DIRECTIONS FOR THIS TASK: From the data below, copy each line that includes the word "https".

PROVIDED RECORDS:
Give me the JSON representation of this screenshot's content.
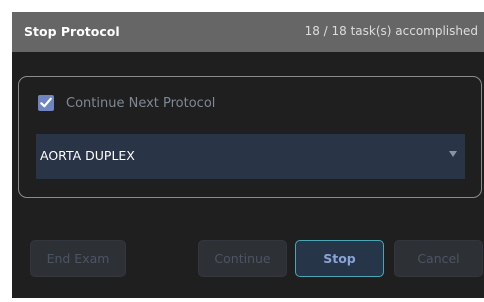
{
  "dialog": {
    "title": "Stop Protocol",
    "task_status": "18 / 18 task(s) accomplished"
  },
  "options": {
    "continue_next_protocol": {
      "label": "Continue Next Protocol",
      "checked": true
    },
    "protocol_select": {
      "value": "AORTA DUPLEX"
    }
  },
  "buttons": {
    "end_exam": "End Exam",
    "continue": "Continue",
    "stop": "Stop",
    "cancel": "Cancel"
  },
  "colors": {
    "background": "#1f1f1f",
    "header": "#666666",
    "checkbox": "#6f84c1",
    "select_background": "#293446",
    "active_button_border": "#4aa6b7"
  },
  "icons": {
    "checkbox": "checkmark-icon",
    "select": "chevron-down-icon"
  }
}
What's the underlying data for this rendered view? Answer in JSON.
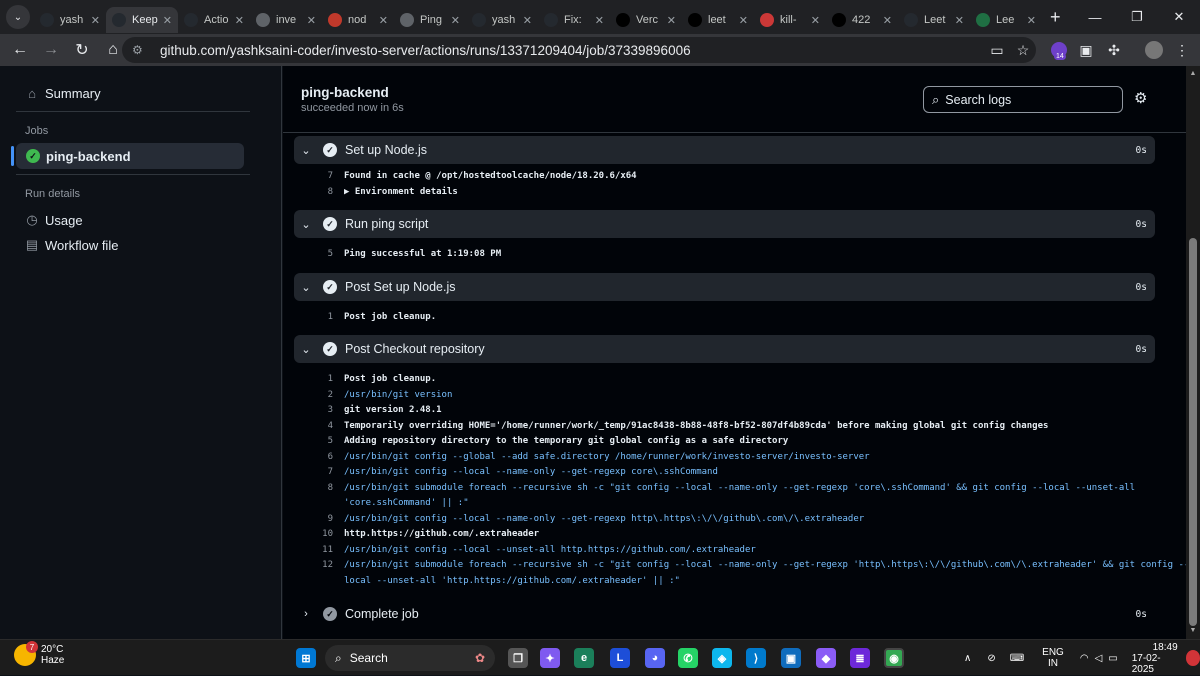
{
  "browser": {
    "tabs": [
      {
        "title": "yash",
        "icon": "github-icon",
        "color": "#24292f"
      },
      {
        "title": "Keep",
        "icon": "github-icon",
        "color": "#24292f",
        "active": true
      },
      {
        "title": "Actio",
        "icon": "github-icon",
        "color": "#24292f"
      },
      {
        "title": "inve",
        "icon": "globe-icon",
        "color": "#5f6368"
      },
      {
        "title": "nod",
        "icon": "node-icon",
        "color": "#c0392b"
      },
      {
        "title": "Ping",
        "icon": "ping-icon",
        "color": "#5f6368"
      },
      {
        "title": "yash",
        "icon": "github-icon",
        "color": "#24292f"
      },
      {
        "title": "Fix:",
        "icon": "github-icon",
        "color": "#24292f"
      },
      {
        "title": "Verc",
        "icon": "vercel-icon",
        "color": "#000000"
      },
      {
        "title": "leet",
        "icon": "vercel-icon",
        "color": "#000000"
      },
      {
        "title": "kill-",
        "icon": "npm-icon",
        "color": "#cb3837"
      },
      {
        "title": "422",
        "icon": "medium-icon",
        "color": "#000000"
      },
      {
        "title": "Leet",
        "icon": "github-icon",
        "color": "#24292f"
      },
      {
        "title": "Lee",
        "icon": "s-icon",
        "color": "#1f6f43"
      }
    ],
    "url": "github.com/yashksaini-coder/investo-server/actions/runs/13371209404/job/37339896006",
    "extension_badge": "14"
  },
  "sidebar": {
    "summary": "Summary",
    "jobs_heading": "Jobs",
    "active_job": "ping-backend",
    "run_details_heading": "Run details",
    "usage": "Usage",
    "workflow_file": "Workflow file"
  },
  "job": {
    "title": "ping-backend",
    "subtitle": "succeeded now in 6s",
    "search_placeholder": "Search logs"
  },
  "steps": [
    {
      "name": "Set up Node.js",
      "duration": "0s",
      "lines": [
        {
          "n": "7",
          "t": "Found in cache @ /opt/hostedtoolcache/node/18.20.6/x64",
          "cmd": false
        },
        {
          "n": "8",
          "t": "▶ Environment details",
          "cmd": false
        }
      ]
    },
    {
      "name": "Run ping script",
      "duration": "0s",
      "lines": [
        {
          "n": "5",
          "t": "Ping successful at 1:19:08 PM",
          "cmd": false
        }
      ]
    },
    {
      "name": "Post Set up Node.js",
      "duration": "0s",
      "lines": [
        {
          "n": "1",
          "t": "Post job cleanup.",
          "cmd": false
        }
      ]
    },
    {
      "name": "Post Checkout repository",
      "duration": "0s",
      "lines": [
        {
          "n": "1",
          "t": "Post job cleanup.",
          "cmd": false
        },
        {
          "n": "2",
          "t": "/usr/bin/git version",
          "cmd": true
        },
        {
          "n": "3",
          "t": "git version 2.48.1",
          "cmd": false
        },
        {
          "n": "4",
          "t": "Temporarily overriding HOME='/home/runner/work/_temp/91ac8438-8b88-48f8-bf52-807df4b89cda' before making global git config changes",
          "cmd": false
        },
        {
          "n": "5",
          "t": "Adding repository directory to the temporary git global config as a safe directory",
          "cmd": false
        },
        {
          "n": "6",
          "t": "/usr/bin/git config --global --add safe.directory /home/runner/work/investo-server/investo-server",
          "cmd": true
        },
        {
          "n": "7",
          "t": "/usr/bin/git config --local --name-only --get-regexp core\\.sshCommand",
          "cmd": true
        },
        {
          "n": "8",
          "t": "/usr/bin/git submodule foreach --recursive sh -c \"git config --local --name-only --get-regexp 'core\\.sshCommand' && git config --local --unset-all",
          "cmd": true
        },
        {
          "n": "",
          "t": "'core.sshCommand' || :\"",
          "cmd": true
        },
        {
          "n": "9",
          "t": "/usr/bin/git config --local --name-only --get-regexp http\\.https\\:\\/\\/github\\.com\\/\\.extraheader",
          "cmd": true
        },
        {
          "n": "10",
          "t": "http.https://github.com/.extraheader",
          "cmd": false
        },
        {
          "n": "11",
          "t": "/usr/bin/git config --local --unset-all http.https://github.com/.extraheader",
          "cmd": true
        },
        {
          "n": "12",
          "t": "/usr/bin/git submodule foreach --recursive sh -c \"git config --local --name-only --get-regexp 'http\\.https\\:\\/\\/github\\.com\\/\\.extraheader' && git config --",
          "cmd": true
        },
        {
          "n": "",
          "t": "local --unset-all 'http.https://github.com/.extraheader' || :\"",
          "cmd": true
        }
      ]
    },
    {
      "name": "Complete job",
      "duration": "0s",
      "lines": []
    }
  ],
  "taskbar": {
    "weather_temp": "20°C",
    "weather_desc": "Haze",
    "weather_badge": "7",
    "search_label": "Search",
    "lang_top": "ENG",
    "lang_bottom": "IN",
    "time": "18:49",
    "date": "17-02-2025"
  }
}
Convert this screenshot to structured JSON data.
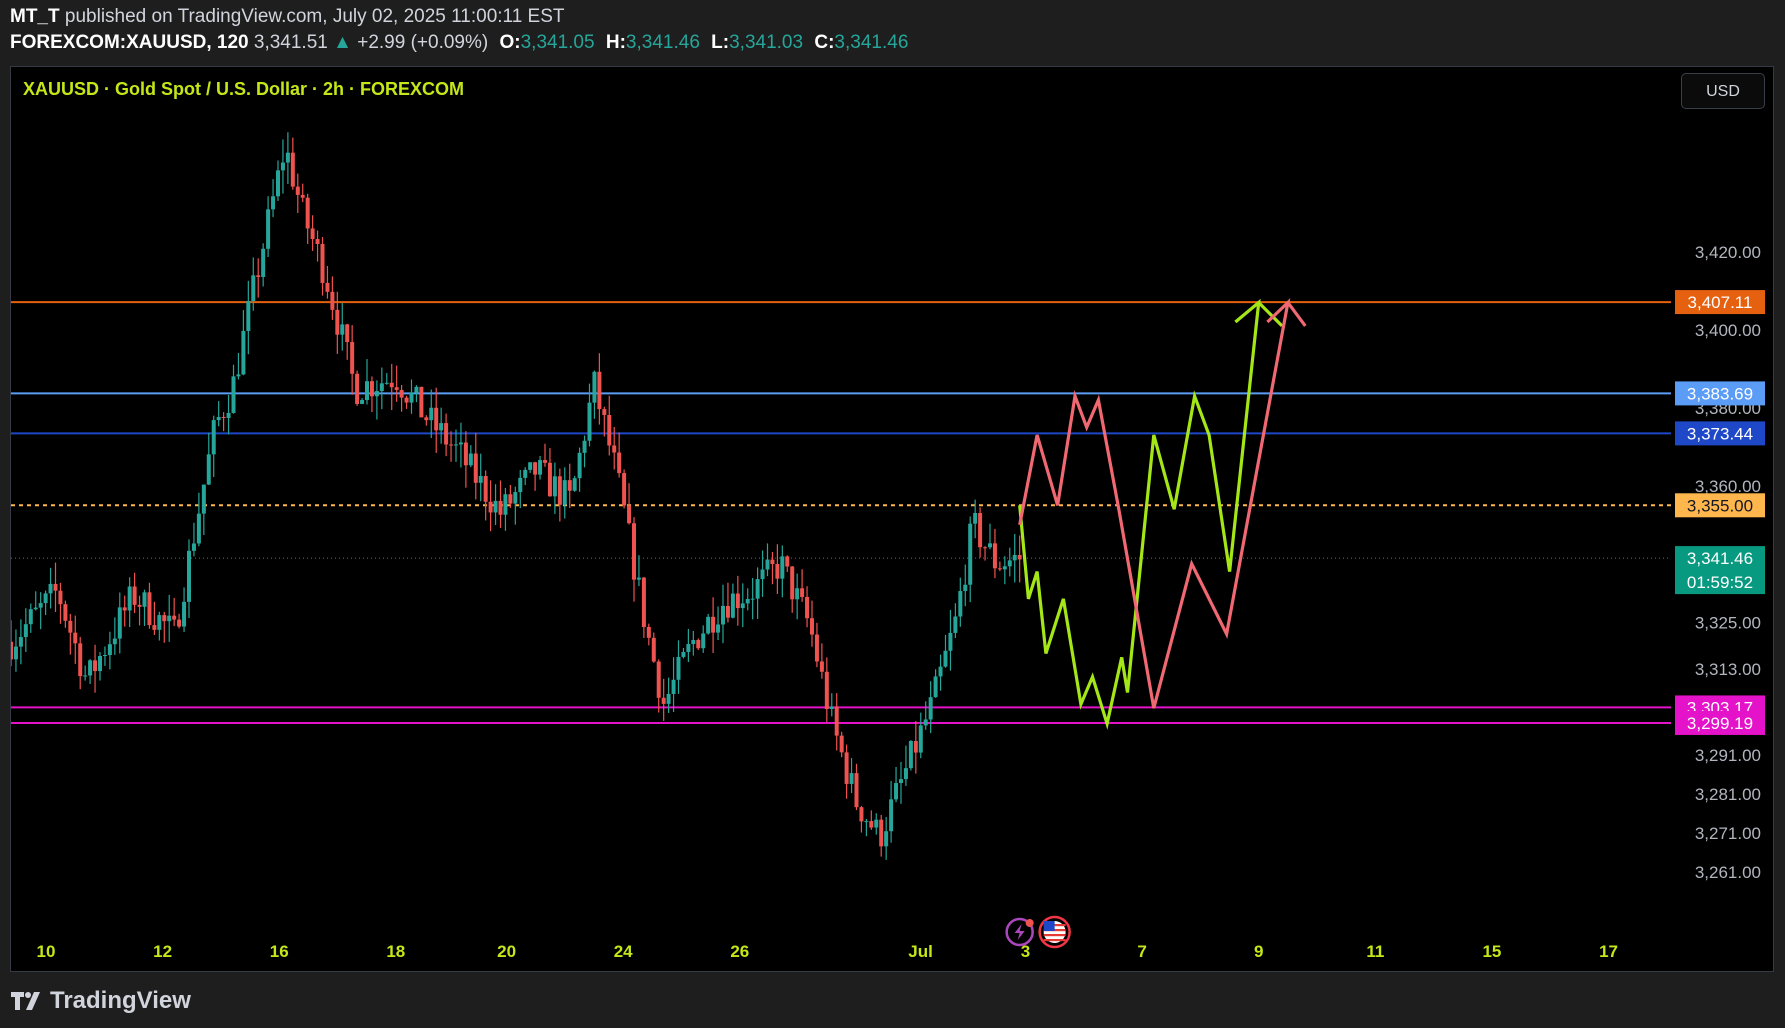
{
  "header": {
    "publisher": "MT_T",
    "published_text": "published on TradingView.com, July 02, 2025 11:00:11 EST",
    "symbol": "FOREXCOM:XAUUSD, 120",
    "last": "3,341.51",
    "change_arrow": "▲",
    "change": "+2.99 (+0.09%)",
    "o_label": "O:",
    "o": "3,341.05",
    "h_label": "H:",
    "h": "3,341.46",
    "l_label": "L:",
    "l": "3,341.03",
    "c_label": "C:",
    "c": "3,341.46"
  },
  "legend": "XAUUSD · Gold Spot / U.S. Dollar · 2h · FOREXCOM",
  "currency_button": "USD",
  "brand": "TradingView",
  "icons": [
    "lightning-event-icon",
    "us-flag-event-icon",
    "tradingview-logo-icon"
  ],
  "colors": {
    "up": "#26a69a",
    "down": "#ef5350",
    "green_path": "#a5e617",
    "red_path": "#f06872"
  },
  "chart_data": {
    "type": "candlestick",
    "title": "XAUUSD · Gold Spot / U.S. Dollar · 2h · FOREXCOM",
    "ylim": [
      3252,
      3452
    ],
    "y_ticks": [
      3420,
      3400,
      3380,
      3360,
      3325,
      3313,
      3291,
      3281,
      3271,
      3261
    ],
    "x_ticks": [
      {
        "label": "10",
        "x": 0
      },
      {
        "label": "12",
        "x": 2
      },
      {
        "label": "16",
        "x": 4
      },
      {
        "label": "18",
        "x": 6
      },
      {
        "label": "20",
        "x": 7.9
      },
      {
        "label": "24",
        "x": 9.9
      },
      {
        "label": "26",
        "x": 11.9
      },
      {
        "label": "Jul",
        "x": 15
      },
      {
        "label": "3",
        "x": 16.8
      },
      {
        "label": "7",
        "x": 18.8
      },
      {
        "label": "9",
        "x": 20.8
      },
      {
        "label": "11",
        "x": 22.8
      },
      {
        "label": "15",
        "x": 24.8
      },
      {
        "label": "17",
        "x": 26.8
      }
    ],
    "x_range": [
      -0.6,
      27.7
    ],
    "levels": [
      {
        "value": 3407.11,
        "label": "3,407.11",
        "color": "#e6610f",
        "style": "solid"
      },
      {
        "value": 3383.69,
        "label": "3,383.69",
        "color": "#5b9cf6",
        "style": "solid"
      },
      {
        "value": 3373.44,
        "label": "3,373.44",
        "color": "#1e48c8",
        "style": "solid"
      },
      {
        "value": 3355.0,
        "label": "3,355.00",
        "color": "#ffb74d",
        "style": "dashed"
      },
      {
        "value": 3303.17,
        "label": "3,303.17",
        "color": "#e412c8",
        "style": "solid"
      },
      {
        "value": 3299.19,
        "label": "3,299.19",
        "color": "#e412c8",
        "style": "solid"
      }
    ],
    "current_price": {
      "value": 3341.46,
      "label": "3,341.46",
      "countdown": "01:59:52",
      "color": "#089981"
    },
    "price_path": [
      {
        "x": -0.6,
        "y": 3320
      },
      {
        "x": 0.2,
        "y": 3333
      },
      {
        "x": 0.7,
        "y": 3310
      },
      {
        "x": 1.5,
        "y": 3332
      },
      {
        "x": 2.2,
        "y": 3322
      },
      {
        "x": 2.9,
        "y": 3375
      },
      {
        "x": 3.2,
        "y": 3385
      },
      {
        "x": 3.7,
        "y": 3420
      },
      {
        "x": 4.1,
        "y": 3447
      },
      {
        "x": 4.4,
        "y": 3430
      },
      {
        "x": 4.8,
        "y": 3414
      },
      {
        "x": 5.3,
        "y": 3385
      },
      {
        "x": 6.0,
        "y": 3388
      },
      {
        "x": 6.5,
        "y": 3378
      },
      {
        "x": 7.1,
        "y": 3368
      },
      {
        "x": 7.8,
        "y": 3353
      },
      {
        "x": 8.4,
        "y": 3364
      },
      {
        "x": 9.0,
        "y": 3356
      },
      {
        "x": 9.4,
        "y": 3386
      },
      {
        "x": 9.8,
        "y": 3362
      },
      {
        "x": 10.3,
        "y": 3323
      },
      {
        "x": 10.6,
        "y": 3304
      },
      {
        "x": 11.1,
        "y": 3320
      },
      {
        "x": 11.6,
        "y": 3330
      },
      {
        "x": 12.1,
        "y": 3333
      },
      {
        "x": 12.6,
        "y": 3340
      },
      {
        "x": 13.1,
        "y": 3324
      },
      {
        "x": 13.5,
        "y": 3298
      },
      {
        "x": 13.9,
        "y": 3279
      },
      {
        "x": 14.3,
        "y": 3270
      },
      {
        "x": 14.7,
        "y": 3285
      },
      {
        "x": 15.2,
        "y": 3304
      },
      {
        "x": 15.6,
        "y": 3325
      },
      {
        "x": 15.9,
        "y": 3350
      },
      {
        "x": 16.3,
        "y": 3340
      },
      {
        "x": 16.7,
        "y": 3341.46
      }
    ],
    "projections": [
      {
        "name": "",
        "color": "#a5e617",
        "points": [
          {
            "x": 16.7,
            "y": 3355
          },
          {
            "x": 16.85,
            "y": 3331
          },
          {
            "x": 17.0,
            "y": 3338
          },
          {
            "x": 17.15,
            "y": 3317
          },
          {
            "x": 17.45,
            "y": 3331
          },
          {
            "x": 17.75,
            "y": 3304
          },
          {
            "x": 17.95,
            "y": 3311
          },
          {
            "x": 18.2,
            "y": 3299
          },
          {
            "x": 18.45,
            "y": 3316
          },
          {
            "x": 18.55,
            "y": 3307
          },
          {
            "x": 19.0,
            "y": 3373
          },
          {
            "x": 19.35,
            "y": 3354
          },
          {
            "x": 19.7,
            "y": 3383
          },
          {
            "x": 19.95,
            "y": 3373
          },
          {
            "x": 20.3,
            "y": 3338
          },
          {
            "x": 20.8,
            "y": 3407
          },
          {
            "x": 20.4,
            "y": 3402
          },
          {
            "x": 20.8,
            "y": 3407
          },
          {
            "x": 21.2,
            "y": 3401
          }
        ]
      },
      {
        "name": "",
        "color": "#f06872",
        "points": [
          {
            "x": 16.7,
            "y": 3350
          },
          {
            "x": 17.0,
            "y": 3373
          },
          {
            "x": 17.35,
            "y": 3355
          },
          {
            "x": 17.65,
            "y": 3383
          },
          {
            "x": 17.85,
            "y": 3375
          },
          {
            "x": 18.05,
            "y": 3382
          },
          {
            "x": 18.4,
            "y": 3354
          },
          {
            "x": 19.0,
            "y": 3303
          },
          {
            "x": 19.65,
            "y": 3340
          },
          {
            "x": 20.25,
            "y": 3322
          },
          {
            "x": 21.3,
            "y": 3407
          },
          {
            "x": 20.95,
            "y": 3402
          },
          {
            "x": 21.3,
            "y": 3407
          },
          {
            "x": 21.6,
            "y": 3401
          }
        ]
      }
    ],
    "event_markers": [
      {
        "icon": "lightning-event-icon",
        "x": 16.7
      },
      {
        "icon": "us-flag-event-icon",
        "x": 17.3
      }
    ]
  }
}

SOLUTION TO THIS PROBLEM:
          "t": "/usr/bin/git config --local --name-only --get-regexp http\\.https\\:\\/\\/github\\.com\\/\\.extraheader",
          "t": "http.https://github.com/.extraheader",
          "t": "/usr/bin/git config --local --unset-all http.https://github.com/.extraheader",
          "t": "/usr/bin/git submodule foreach --recursive sh -c \"git config --local --name-only --get-regexp 'http\\.https\\:\\/\\/github\\.com\\/\\.extraheader' && git config --",
          "t": "local --unset-all 'http.https://github.com/.extraheader' || :\"",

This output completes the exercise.